Here's a question I never thought I'd be asking in a column: Can you get fired for flipping off the president? Apparently, the answer is yes.
Meet Juli Briskman. You might not know her name offhand, but perhaps you've seen her picture. It went viral late last month after President Trump's motorcade flew by her while she was riding her bike in northern Virginia.
Although she says she's "not a strident activist" in the words of a Washington Post writer, Briskman was overcome with emotion, and she gave Trump what we might call a Jersey salute. (You know, the finger.)
"Here's what was going through my head that day: 'Really? You're golfing again?'" Briskman told the Post.
The whole thing would have been entirely inconsequential, except for three things:
First, her gesture was captured by a photographer from Agence France-Presse and Getty Images. Next, the photo went viral. Despite the fact that Briskman is seem from behind in the photo, friends and family recognized her, and some of them tagged her on social media. She embraced it, and made the whole thing her profile photo on Facebook and Twitter.
Finally, Briskman says, realizing she'd been outed and identified, she told her employer, government contractor Akima that she was the one in the photo--wanting to get ahead of the story in case anyone else identified her and asked her employer for comment.

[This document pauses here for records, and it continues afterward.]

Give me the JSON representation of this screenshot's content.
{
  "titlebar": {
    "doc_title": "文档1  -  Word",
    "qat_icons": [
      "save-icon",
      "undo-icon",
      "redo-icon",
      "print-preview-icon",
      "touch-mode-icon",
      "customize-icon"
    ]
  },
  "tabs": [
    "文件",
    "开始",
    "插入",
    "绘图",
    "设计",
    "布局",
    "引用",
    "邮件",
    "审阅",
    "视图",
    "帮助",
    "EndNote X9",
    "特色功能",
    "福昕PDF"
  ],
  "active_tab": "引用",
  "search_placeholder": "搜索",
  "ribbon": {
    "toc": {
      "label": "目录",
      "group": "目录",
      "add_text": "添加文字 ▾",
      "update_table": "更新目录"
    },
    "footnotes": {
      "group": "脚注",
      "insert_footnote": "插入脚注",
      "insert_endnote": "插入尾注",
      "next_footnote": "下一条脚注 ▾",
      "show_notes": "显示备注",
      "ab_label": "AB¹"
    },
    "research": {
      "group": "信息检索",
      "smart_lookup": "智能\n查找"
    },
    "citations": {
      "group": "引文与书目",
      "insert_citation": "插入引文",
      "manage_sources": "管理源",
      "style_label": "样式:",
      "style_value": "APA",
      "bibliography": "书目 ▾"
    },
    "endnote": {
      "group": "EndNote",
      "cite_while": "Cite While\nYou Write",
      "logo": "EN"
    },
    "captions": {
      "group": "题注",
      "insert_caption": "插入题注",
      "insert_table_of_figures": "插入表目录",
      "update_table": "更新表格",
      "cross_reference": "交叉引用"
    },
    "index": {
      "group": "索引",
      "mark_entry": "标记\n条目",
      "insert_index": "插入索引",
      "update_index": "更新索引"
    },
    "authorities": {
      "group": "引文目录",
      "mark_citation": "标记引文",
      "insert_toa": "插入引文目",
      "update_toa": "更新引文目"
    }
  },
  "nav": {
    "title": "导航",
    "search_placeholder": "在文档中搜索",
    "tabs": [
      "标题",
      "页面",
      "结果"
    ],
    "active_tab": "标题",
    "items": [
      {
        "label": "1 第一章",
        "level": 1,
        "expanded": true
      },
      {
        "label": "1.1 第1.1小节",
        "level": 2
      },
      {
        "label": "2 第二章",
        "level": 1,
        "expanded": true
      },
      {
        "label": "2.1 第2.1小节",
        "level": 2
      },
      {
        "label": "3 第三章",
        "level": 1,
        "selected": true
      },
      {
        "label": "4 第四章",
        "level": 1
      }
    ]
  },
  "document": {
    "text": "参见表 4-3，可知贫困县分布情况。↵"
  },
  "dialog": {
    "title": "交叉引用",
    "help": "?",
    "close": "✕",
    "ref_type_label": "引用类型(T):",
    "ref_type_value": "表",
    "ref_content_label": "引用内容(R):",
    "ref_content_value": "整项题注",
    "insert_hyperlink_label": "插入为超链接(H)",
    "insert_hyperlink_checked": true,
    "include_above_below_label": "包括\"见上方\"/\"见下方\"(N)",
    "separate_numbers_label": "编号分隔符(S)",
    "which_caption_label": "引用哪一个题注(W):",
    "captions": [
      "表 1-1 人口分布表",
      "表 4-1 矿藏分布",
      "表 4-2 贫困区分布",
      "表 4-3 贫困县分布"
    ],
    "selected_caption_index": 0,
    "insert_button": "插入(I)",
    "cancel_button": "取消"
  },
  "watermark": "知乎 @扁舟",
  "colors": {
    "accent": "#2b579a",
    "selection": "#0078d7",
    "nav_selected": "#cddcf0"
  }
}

The company's reaction? It fired her, Akima says--actually, asked for her resignation in lieu of being fired.
"I wasn't even at work when I did that, but they told me I violated the code-of-conduct policy," Briskman told the Post. The company cited a policy prohibiting obscene policy on social media, although Briskman, 50, said she was also told she was being asked for her resignation because her actions "could hurt business."
So, does Briskman have any recourse? She claims another Akima worker who called a fellow employee an "f------ Libtard a------" using a social media account that identified him as working for Akima wasn't disciplined, and says she's reached out to the ACLU.
According to one attorney however, her issue might not be so much that she flipped the bird to the president, but that she 'fessed up to her company.
"You can't see her face; she is totally unidentified in that picture. But once she identified herself to her employer, they had to consider that information," Bethesda lawyer Bradley Shear, "who specializes in social-media issues," told the Post.